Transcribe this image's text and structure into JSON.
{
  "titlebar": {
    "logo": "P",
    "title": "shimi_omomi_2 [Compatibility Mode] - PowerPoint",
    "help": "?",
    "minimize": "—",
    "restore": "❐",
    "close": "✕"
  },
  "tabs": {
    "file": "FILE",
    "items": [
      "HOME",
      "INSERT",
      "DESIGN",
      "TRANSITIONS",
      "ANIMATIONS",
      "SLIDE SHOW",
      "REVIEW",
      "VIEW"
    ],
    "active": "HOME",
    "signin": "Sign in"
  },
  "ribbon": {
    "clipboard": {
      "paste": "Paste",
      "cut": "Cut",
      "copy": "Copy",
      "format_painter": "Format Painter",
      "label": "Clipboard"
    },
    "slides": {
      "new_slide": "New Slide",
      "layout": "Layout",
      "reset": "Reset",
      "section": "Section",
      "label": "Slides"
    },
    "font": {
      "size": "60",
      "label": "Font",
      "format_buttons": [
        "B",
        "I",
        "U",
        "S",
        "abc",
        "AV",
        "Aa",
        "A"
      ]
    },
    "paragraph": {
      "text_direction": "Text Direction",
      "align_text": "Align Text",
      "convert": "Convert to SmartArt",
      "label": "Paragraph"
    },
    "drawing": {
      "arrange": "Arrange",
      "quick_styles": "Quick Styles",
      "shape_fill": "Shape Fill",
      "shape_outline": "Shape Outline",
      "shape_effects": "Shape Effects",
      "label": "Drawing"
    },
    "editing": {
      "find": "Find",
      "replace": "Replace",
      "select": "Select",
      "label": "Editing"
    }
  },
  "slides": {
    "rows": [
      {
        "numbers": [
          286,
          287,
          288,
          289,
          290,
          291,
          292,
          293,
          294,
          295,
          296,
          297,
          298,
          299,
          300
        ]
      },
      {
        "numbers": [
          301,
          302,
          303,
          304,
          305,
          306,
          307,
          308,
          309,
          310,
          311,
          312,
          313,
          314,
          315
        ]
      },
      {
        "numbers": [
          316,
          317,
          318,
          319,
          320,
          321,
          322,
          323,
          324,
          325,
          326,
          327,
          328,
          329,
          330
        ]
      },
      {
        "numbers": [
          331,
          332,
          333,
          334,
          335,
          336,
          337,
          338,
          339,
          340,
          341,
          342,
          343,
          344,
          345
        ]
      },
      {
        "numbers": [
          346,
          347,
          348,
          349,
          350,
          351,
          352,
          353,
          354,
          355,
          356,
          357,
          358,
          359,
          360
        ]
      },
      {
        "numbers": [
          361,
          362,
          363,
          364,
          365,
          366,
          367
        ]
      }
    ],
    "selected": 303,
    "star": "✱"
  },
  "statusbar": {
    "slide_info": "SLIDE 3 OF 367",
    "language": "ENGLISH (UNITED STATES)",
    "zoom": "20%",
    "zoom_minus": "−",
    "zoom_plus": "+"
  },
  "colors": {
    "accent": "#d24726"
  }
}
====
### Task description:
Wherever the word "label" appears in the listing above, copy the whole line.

### Exercise output:
      "label": "Clipboard"
      "label": "Slides"
      "label": "Font",
      "label": "Paragraph"
      "label": "Drawing"
      "label": "Editing"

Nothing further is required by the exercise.